*** Block opens ***
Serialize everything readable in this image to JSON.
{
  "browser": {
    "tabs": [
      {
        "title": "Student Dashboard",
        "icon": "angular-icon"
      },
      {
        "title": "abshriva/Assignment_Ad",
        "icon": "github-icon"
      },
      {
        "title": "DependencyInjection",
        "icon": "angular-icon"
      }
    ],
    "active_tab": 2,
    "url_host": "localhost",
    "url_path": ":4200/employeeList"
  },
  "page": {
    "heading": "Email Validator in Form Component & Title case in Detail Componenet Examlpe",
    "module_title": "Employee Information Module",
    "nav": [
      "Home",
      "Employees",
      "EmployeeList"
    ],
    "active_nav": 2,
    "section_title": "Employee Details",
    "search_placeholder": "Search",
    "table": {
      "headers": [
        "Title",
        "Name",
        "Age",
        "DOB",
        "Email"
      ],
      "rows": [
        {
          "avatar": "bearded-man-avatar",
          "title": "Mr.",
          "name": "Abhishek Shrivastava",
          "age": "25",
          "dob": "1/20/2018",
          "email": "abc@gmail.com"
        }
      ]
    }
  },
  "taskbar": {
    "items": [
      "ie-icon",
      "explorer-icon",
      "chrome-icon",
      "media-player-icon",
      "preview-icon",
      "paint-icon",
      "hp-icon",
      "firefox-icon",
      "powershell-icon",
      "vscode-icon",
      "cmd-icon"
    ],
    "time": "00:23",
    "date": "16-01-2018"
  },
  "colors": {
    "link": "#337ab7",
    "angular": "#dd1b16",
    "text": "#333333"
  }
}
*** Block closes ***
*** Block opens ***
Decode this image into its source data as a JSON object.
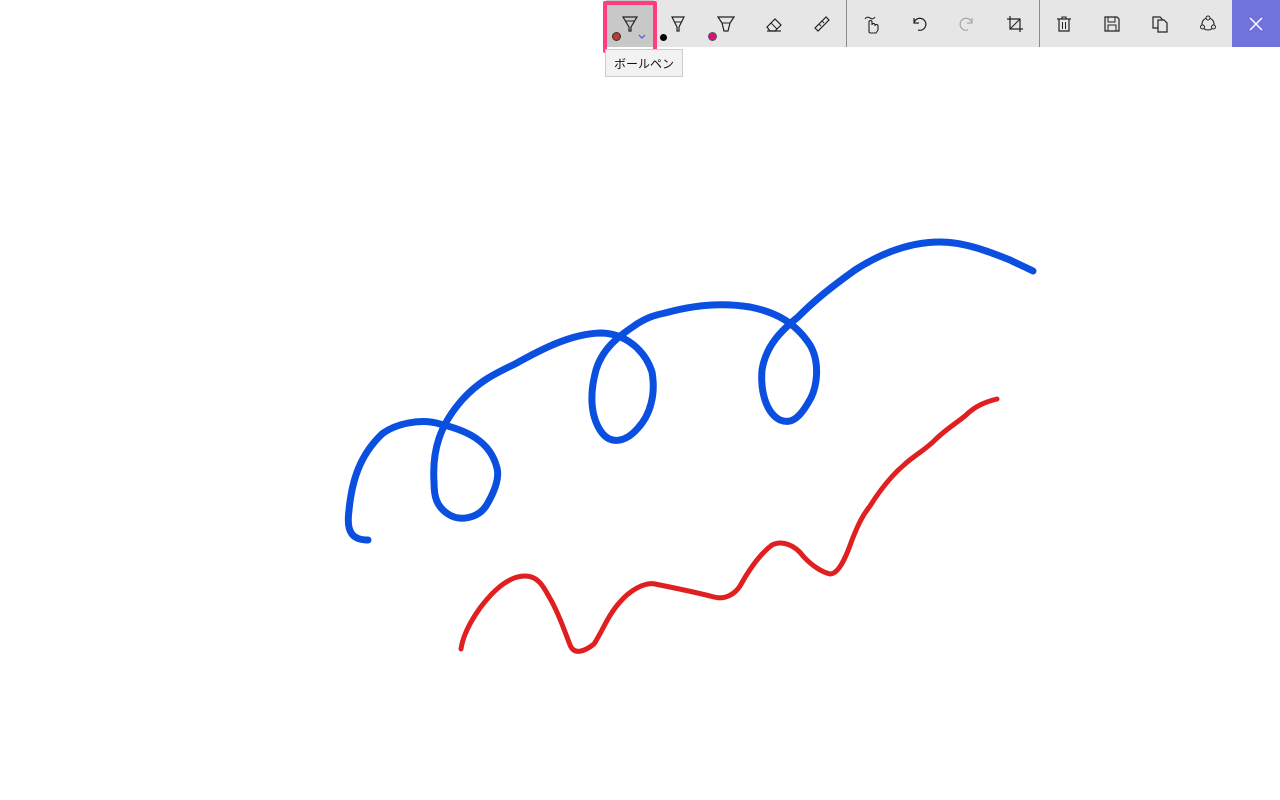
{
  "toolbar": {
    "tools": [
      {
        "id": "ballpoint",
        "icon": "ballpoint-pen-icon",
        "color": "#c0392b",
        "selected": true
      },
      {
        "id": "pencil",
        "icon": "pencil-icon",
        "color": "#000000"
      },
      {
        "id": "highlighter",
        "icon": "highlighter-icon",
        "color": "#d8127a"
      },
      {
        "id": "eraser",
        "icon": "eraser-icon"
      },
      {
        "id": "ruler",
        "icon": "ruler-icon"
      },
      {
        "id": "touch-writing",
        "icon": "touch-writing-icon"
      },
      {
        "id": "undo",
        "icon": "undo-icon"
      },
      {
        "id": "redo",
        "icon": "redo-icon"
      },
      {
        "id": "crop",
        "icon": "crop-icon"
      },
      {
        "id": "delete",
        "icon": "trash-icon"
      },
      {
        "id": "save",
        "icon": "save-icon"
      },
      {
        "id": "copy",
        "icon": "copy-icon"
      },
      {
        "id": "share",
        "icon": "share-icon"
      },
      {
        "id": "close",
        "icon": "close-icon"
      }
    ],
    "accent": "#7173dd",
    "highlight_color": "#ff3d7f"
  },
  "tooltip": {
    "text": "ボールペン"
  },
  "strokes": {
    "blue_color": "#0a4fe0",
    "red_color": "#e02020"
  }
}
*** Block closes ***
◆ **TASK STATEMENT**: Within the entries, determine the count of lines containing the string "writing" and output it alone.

◆ **REPLY TO THE EXERCISE**: 2